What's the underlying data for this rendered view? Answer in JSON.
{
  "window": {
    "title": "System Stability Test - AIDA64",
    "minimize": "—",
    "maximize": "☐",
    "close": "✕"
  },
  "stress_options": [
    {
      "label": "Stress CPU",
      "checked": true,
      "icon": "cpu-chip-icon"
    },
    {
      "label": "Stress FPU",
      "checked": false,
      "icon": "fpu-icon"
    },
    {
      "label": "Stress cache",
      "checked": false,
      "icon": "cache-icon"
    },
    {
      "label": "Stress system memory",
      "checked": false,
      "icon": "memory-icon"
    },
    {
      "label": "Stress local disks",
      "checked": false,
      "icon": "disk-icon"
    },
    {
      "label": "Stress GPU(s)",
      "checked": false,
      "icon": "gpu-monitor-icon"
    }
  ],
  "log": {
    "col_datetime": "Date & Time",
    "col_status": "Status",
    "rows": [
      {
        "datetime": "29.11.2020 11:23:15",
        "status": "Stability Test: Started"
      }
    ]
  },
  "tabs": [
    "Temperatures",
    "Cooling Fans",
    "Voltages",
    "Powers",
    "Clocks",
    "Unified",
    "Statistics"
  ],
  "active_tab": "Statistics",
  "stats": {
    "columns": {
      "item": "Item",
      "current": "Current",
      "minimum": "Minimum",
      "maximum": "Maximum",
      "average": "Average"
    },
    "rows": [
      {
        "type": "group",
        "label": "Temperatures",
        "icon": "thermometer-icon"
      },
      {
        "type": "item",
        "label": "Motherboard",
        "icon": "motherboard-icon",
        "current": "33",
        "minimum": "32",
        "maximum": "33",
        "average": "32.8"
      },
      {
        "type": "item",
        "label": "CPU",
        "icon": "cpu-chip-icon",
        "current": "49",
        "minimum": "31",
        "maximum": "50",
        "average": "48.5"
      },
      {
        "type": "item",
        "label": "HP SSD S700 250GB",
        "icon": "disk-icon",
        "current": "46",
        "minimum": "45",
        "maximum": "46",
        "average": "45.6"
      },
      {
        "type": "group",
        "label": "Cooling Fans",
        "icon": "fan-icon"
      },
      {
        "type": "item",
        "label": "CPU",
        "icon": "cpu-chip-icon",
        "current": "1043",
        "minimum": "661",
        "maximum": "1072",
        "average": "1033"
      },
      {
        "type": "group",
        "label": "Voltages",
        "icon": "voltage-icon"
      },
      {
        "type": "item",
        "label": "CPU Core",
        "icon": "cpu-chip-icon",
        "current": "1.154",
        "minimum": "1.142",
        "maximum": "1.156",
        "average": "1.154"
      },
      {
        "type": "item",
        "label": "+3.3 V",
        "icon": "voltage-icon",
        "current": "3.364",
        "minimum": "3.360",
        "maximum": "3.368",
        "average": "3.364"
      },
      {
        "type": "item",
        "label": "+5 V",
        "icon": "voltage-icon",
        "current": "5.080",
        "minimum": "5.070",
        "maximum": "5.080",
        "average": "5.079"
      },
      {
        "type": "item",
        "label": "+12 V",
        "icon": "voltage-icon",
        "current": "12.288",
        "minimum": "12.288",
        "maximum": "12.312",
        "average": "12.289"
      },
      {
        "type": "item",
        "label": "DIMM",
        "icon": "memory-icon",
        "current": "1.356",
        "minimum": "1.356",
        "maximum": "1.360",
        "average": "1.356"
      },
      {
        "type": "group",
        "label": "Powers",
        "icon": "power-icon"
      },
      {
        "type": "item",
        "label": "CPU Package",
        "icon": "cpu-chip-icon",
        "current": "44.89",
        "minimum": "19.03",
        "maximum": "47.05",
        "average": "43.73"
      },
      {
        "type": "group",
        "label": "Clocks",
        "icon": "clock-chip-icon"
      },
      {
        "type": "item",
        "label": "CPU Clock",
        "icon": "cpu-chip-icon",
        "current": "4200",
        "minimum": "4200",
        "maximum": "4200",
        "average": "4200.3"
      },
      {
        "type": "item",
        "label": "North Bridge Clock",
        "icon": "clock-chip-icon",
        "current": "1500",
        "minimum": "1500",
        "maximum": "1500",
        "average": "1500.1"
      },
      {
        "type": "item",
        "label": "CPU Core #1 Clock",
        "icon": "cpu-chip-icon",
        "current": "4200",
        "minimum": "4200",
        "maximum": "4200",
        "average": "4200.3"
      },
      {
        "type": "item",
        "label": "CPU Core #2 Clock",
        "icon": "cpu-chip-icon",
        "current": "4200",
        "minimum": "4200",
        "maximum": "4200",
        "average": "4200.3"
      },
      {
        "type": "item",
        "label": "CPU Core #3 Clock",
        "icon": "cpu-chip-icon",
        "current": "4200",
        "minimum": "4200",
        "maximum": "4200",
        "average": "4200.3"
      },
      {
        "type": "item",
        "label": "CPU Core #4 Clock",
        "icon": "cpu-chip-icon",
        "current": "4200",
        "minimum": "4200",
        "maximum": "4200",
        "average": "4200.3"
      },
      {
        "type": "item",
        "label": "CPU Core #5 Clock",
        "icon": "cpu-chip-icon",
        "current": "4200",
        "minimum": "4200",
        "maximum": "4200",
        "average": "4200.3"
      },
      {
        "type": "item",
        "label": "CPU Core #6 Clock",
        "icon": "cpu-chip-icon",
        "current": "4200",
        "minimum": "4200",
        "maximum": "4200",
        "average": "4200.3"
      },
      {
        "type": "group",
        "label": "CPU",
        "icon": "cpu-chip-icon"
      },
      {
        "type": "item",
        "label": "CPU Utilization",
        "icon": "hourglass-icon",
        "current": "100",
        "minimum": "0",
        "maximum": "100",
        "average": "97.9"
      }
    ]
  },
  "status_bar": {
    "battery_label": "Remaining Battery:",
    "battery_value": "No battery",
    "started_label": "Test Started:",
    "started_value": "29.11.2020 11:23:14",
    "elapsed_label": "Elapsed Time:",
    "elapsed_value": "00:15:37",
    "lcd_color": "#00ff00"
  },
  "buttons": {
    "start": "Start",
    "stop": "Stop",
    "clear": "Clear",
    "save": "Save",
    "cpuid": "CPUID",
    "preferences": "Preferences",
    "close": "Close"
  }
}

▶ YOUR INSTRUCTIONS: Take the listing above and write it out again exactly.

▶ SOLUTION:
What's the underlying data for this rendered view? Answer in JSON.
{
  "window": {
    "title": "System Stability Test - AIDA64",
    "minimize": "—",
    "maximize": "☐",
    "close": "✕"
  },
  "stress_options": [
    {
      "label": "Stress CPU",
      "checked": true,
      "icon": "cpu-chip-icon"
    },
    {
      "label": "Stress FPU",
      "checked": false,
      "icon": "fpu-icon"
    },
    {
      "label": "Stress cache",
      "checked": false,
      "icon": "cache-icon"
    },
    {
      "label": "Stress system memory",
      "checked": false,
      "icon": "memory-icon"
    },
    {
      "label": "Stress local disks",
      "checked": false,
      "icon": "disk-icon"
    },
    {
      "label": "Stress GPU(s)",
      "checked": false,
      "icon": "gpu-monitor-icon"
    }
  ],
  "log": {
    "col_datetime": "Date & Time",
    "col_status": "Status",
    "rows": [
      {
        "datetime": "29.11.2020 11:23:15",
        "status": "Stability Test: Started"
      }
    ]
  },
  "tabs": [
    "Temperatures",
    "Cooling Fans",
    "Voltages",
    "Powers",
    "Clocks",
    "Unified",
    "Statistics"
  ],
  "active_tab": "Statistics",
  "stats": {
    "columns": {
      "item": "Item",
      "current": "Current",
      "minimum": "Minimum",
      "maximum": "Maximum",
      "average": "Average"
    },
    "rows": [
      {
        "type": "group",
        "label": "Temperatures",
        "icon": "thermometer-icon"
      },
      {
        "type": "item",
        "label": "Motherboard",
        "icon": "motherboard-icon",
        "current": "33",
        "minimum": "32",
        "maximum": "33",
        "average": "32.8"
      },
      {
        "type": "item",
        "label": "CPU",
        "icon": "cpu-chip-icon",
        "current": "49",
        "minimum": "31",
        "maximum": "50",
        "average": "48.5"
      },
      {
        "type": "item",
        "label": "HP SSD S700 250GB",
        "icon": "disk-icon",
        "current": "46",
        "minimum": "45",
        "maximum": "46",
        "average": "45.6"
      },
      {
        "type": "group",
        "label": "Cooling Fans",
        "icon": "fan-icon"
      },
      {
        "type": "item",
        "label": "CPU",
        "icon": "cpu-chip-icon",
        "current": "1043",
        "minimum": "661",
        "maximum": "1072",
        "average": "1033"
      },
      {
        "type": "group",
        "label": "Voltages",
        "icon": "voltage-icon"
      },
      {
        "type": "item",
        "label": "CPU Core",
        "icon": "cpu-chip-icon",
        "current": "1.154",
        "minimum": "1.142",
        "maximum": "1.156",
        "average": "1.154"
      },
      {
        "type": "item",
        "label": "+3.3 V",
        "icon": "voltage-icon",
        "current": "3.364",
        "minimum": "3.360",
        "maximum": "3.368",
        "average": "3.364"
      },
      {
        "type": "item",
        "label": "+5 V",
        "icon": "voltage-icon",
        "current": "5.080",
        "minimum": "5.070",
        "maximum": "5.080",
        "average": "5.079"
      },
      {
        "type": "item",
        "label": "+12 V",
        "icon": "voltage-icon",
        "current": "12.288",
        "minimum": "12.288",
        "maximum": "12.312",
        "average": "12.289"
      },
      {
        "type": "item",
        "label": "DIMM",
        "icon": "memory-icon",
        "current": "1.356",
        "minimum": "1.356",
        "maximum": "1.360",
        "average": "1.356"
      },
      {
        "type": "group",
        "label": "Powers",
        "icon": "power-icon"
      },
      {
        "type": "item",
        "label": "CPU Package",
        "icon": "cpu-chip-icon",
        "current": "44.89",
        "minimum": "19.03",
        "maximum": "47.05",
        "average": "43.73"
      },
      {
        "type": "group",
        "label": "Clocks",
        "icon": "clock-chip-icon"
      },
      {
        "type": "item",
        "label": "CPU Clock",
        "icon": "cpu-chip-icon",
        "current": "4200",
        "minimum": "4200",
        "maximum": "4200",
        "average": "4200.3"
      },
      {
        "type": "item",
        "label": "North Bridge Clock",
        "icon": "clock-chip-icon",
        "current": "1500",
        "minimum": "1500",
        "maximum": "1500",
        "average": "1500.1"
      },
      {
        "type": "item",
        "label": "CPU Core #1 Clock",
        "icon": "cpu-chip-icon",
        "current": "4200",
        "minimum": "4200",
        "maximum": "4200",
        "average": "4200.3"
      },
      {
        "type": "item",
        "label": "CPU Core #2 Clock",
        "icon": "cpu-chip-icon",
        "current": "4200",
        "minimum": "4200",
        "maximum": "4200",
        "average": "4200.3"
      },
      {
        "type": "item",
        "label": "CPU Core #3 Clock",
        "icon": "cpu-chip-icon",
        "current": "4200",
        "minimum": "4200",
        "maximum": "4200",
        "average": "4200.3"
      },
      {
        "type": "item",
        "label": "CPU Core #4 Clock",
        "icon": "cpu-chip-icon",
        "current": "4200",
        "minimum": "4200",
        "maximum": "4200",
        "average": "4200.3"
      },
      {
        "type": "item",
        "label": "CPU Core #5 Clock",
        "icon": "cpu-chip-icon",
        "current": "4200",
        "minimum": "4200",
        "maximum": "4200",
        "average": "4200.3"
      },
      {
        "type": "item",
        "label": "CPU Core #6 Clock",
        "icon": "cpu-chip-icon",
        "current": "4200",
        "minimum": "4200",
        "maximum": "4200",
        "average": "4200.3"
      },
      {
        "type": "group",
        "label": "CPU",
        "icon": "cpu-chip-icon"
      },
      {
        "type": "item",
        "label": "CPU Utilization",
        "icon": "hourglass-icon",
        "current": "100",
        "minimum": "0",
        "maximum": "100",
        "average": "97.9"
      }
    ]
  },
  "status_bar": {
    "battery_label": "Remaining Battery:",
    "battery_value": "No battery",
    "started_label": "Test Started:",
    "started_value": "29.11.2020 11:23:14",
    "elapsed_label": "Elapsed Time:",
    "elapsed_value": "00:15:37",
    "lcd_color": "#00ff00"
  },
  "buttons": {
    "start": "Start",
    "stop": "Stop",
    "clear": "Clear",
    "save": "Save",
    "cpuid": "CPUID",
    "preferences": "Preferences",
    "close": "Close"
  }
}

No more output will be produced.